If only the old walls could speak. I would dearly love to hear from them the hotel's journey through history which began in 1844 and goes on, proudly, until today. The Cecil, christened Tendril Cottage, started off as a tiny, single-storey maisonette. Interestingly, it changed hands over and over again. The Colyears were its first owners, but as is the wont of covetous property owners, fell out with each other. After much legal wrangling David Colyear was able to secure owndership, until he sold it H. R. Cooke, a minor bureaucrat in the Viceroy's establishment.
As has been the fate of several buildings in Shimla, in 1877, the original structure was pulled down and made way for a new one for a bigger one that could house several tenants.
This edifice was to see yet another owner in 1902 when Hotz, a local celebrity photographer bought it from Cooke. It is to Hotz that the credit goes for enlarging and re-christening the building as Cecil.
This hotel was to truly come into its own as a society hot spot when acquired by J. Faletti, who was until then known to the snobbish Shimla only as a rather clever chef of the Viceroy. Legend has it that Faletti spent lakhs of rupees on doing the place up.
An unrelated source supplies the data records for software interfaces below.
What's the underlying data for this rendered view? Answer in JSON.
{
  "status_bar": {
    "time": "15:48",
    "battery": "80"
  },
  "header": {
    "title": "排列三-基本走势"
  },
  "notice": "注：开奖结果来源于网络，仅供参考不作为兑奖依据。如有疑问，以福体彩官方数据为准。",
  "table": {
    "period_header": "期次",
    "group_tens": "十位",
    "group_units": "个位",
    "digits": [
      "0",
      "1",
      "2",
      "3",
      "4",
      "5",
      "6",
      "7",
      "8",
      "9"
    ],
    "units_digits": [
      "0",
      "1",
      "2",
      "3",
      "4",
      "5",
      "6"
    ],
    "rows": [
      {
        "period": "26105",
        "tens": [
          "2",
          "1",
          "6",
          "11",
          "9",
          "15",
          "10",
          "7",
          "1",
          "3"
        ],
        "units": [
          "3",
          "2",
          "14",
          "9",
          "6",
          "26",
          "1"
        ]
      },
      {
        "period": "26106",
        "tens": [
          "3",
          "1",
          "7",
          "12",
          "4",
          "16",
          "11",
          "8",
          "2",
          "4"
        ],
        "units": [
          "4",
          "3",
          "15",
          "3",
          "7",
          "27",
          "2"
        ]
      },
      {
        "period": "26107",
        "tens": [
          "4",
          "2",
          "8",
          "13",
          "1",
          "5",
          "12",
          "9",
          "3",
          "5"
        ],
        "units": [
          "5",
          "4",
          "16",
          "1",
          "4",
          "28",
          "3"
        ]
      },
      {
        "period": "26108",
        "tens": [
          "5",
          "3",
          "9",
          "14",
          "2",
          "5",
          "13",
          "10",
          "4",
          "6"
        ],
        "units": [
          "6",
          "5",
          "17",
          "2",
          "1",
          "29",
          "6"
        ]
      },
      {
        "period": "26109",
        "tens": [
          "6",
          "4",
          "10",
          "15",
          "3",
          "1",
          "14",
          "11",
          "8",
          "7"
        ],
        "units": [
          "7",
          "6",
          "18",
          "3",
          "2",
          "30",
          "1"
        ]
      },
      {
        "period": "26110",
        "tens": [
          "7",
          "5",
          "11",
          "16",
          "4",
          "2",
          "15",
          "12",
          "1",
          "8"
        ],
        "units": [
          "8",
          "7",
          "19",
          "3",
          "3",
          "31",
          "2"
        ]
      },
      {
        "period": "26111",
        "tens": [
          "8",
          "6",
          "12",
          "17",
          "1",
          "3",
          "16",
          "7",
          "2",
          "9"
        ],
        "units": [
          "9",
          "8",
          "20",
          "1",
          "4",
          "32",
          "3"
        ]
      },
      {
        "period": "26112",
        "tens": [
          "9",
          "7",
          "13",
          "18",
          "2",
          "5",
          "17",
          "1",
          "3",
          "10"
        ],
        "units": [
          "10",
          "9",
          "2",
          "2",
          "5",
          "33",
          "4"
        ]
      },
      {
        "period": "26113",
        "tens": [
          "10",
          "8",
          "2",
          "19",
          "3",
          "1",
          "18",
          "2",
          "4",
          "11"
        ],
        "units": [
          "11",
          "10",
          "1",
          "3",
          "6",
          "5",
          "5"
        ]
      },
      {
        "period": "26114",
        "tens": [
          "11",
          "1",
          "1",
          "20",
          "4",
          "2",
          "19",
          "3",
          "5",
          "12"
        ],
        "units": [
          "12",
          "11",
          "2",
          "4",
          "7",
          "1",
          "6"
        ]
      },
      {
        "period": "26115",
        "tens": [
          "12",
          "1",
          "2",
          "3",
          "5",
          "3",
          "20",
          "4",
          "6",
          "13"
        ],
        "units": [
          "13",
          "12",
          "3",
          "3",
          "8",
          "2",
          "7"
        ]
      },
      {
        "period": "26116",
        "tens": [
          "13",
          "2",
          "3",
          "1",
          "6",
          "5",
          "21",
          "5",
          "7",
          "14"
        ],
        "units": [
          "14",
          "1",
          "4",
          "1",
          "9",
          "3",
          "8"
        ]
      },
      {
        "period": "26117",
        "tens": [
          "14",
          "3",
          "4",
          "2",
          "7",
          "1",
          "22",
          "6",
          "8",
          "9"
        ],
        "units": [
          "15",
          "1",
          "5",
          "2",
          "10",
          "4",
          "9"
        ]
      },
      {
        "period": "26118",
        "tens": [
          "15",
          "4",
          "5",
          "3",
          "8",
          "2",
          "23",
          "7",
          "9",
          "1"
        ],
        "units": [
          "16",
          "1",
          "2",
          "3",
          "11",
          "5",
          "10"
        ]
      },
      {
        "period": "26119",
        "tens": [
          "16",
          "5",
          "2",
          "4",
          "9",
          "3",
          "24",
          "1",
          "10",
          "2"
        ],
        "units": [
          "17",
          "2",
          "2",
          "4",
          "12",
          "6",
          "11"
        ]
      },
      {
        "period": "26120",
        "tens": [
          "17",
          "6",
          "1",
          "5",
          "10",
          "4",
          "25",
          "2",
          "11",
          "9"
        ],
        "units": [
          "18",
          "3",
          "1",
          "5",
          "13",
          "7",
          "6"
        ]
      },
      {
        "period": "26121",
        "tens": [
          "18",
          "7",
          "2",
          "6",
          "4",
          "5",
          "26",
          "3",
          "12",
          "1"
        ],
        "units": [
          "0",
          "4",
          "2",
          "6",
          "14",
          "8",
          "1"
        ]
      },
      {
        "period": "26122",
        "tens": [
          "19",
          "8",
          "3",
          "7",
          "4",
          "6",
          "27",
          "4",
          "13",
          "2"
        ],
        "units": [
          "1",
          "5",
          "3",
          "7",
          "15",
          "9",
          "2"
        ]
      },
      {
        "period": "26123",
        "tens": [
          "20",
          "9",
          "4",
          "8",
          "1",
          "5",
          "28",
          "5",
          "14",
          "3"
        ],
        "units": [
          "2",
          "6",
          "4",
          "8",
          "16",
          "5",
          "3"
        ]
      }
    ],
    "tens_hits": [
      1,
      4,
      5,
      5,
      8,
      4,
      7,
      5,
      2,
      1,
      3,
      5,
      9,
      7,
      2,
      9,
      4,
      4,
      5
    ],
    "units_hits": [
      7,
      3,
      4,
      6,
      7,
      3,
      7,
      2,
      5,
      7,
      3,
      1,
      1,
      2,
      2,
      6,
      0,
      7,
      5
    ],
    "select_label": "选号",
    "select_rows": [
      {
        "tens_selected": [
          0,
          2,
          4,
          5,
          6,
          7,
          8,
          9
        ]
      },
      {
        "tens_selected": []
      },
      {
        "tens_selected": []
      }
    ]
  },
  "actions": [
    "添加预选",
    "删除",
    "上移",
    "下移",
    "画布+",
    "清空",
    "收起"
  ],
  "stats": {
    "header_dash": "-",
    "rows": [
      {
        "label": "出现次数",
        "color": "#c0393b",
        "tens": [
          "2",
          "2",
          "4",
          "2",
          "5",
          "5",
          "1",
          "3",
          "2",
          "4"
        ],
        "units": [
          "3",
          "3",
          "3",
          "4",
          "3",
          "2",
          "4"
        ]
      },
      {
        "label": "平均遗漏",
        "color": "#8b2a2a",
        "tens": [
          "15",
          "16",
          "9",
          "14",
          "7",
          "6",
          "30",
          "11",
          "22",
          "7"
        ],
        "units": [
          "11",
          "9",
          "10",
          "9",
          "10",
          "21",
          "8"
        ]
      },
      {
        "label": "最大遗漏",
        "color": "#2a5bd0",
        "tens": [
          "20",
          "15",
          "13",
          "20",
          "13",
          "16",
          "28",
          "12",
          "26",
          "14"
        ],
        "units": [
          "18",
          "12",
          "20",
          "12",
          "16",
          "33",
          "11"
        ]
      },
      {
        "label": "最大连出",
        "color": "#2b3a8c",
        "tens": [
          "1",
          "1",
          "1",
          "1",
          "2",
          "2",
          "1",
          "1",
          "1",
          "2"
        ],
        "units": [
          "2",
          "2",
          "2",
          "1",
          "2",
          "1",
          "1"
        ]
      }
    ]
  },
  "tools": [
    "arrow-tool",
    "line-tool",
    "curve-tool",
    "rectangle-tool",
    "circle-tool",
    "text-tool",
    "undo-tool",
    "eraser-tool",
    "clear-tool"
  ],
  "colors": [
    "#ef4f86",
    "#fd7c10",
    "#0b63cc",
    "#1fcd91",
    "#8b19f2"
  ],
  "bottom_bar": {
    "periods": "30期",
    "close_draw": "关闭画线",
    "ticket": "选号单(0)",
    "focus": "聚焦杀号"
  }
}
More urban legend: Cecil has housed several great personages from India's nationalist struggle. Some people state that Kipling stayed here for a while, but Charles Allen (author of the excellent tome Kipling Sahib: Indian and the Making of Rudyard Kipling, Little Brown, 2007) says that Kipling actually stayed at Kelvin Grove, which is actually located across town, down the Mall.
Be that as it may, the present owners, the Oberois, seem to have spent considerable money and effort on redecorating the hotel.
It has an understated elegance. It seems to shrug with a genteel air when, sometimes, loud, hirsute, groin-scratching guests from lower regions crowd in. It seems to shrug philosophically, as if saying "These are the people whose money allows the dilettantes like you to be snobbish"!
In its current avtaar, the Cecil has several rooms and suites, three restaurants, a spa and a heated pool. The best part of the hotel, for me, is the gorgeous atrium and the splendid furnishings in it. Being part of the hol polloi, one may not be able to stay there, or even dine there, but one has walked in, admired the fine linen and the exquisite pictures and strolled out without much ado.
Hurray for posh neighbours!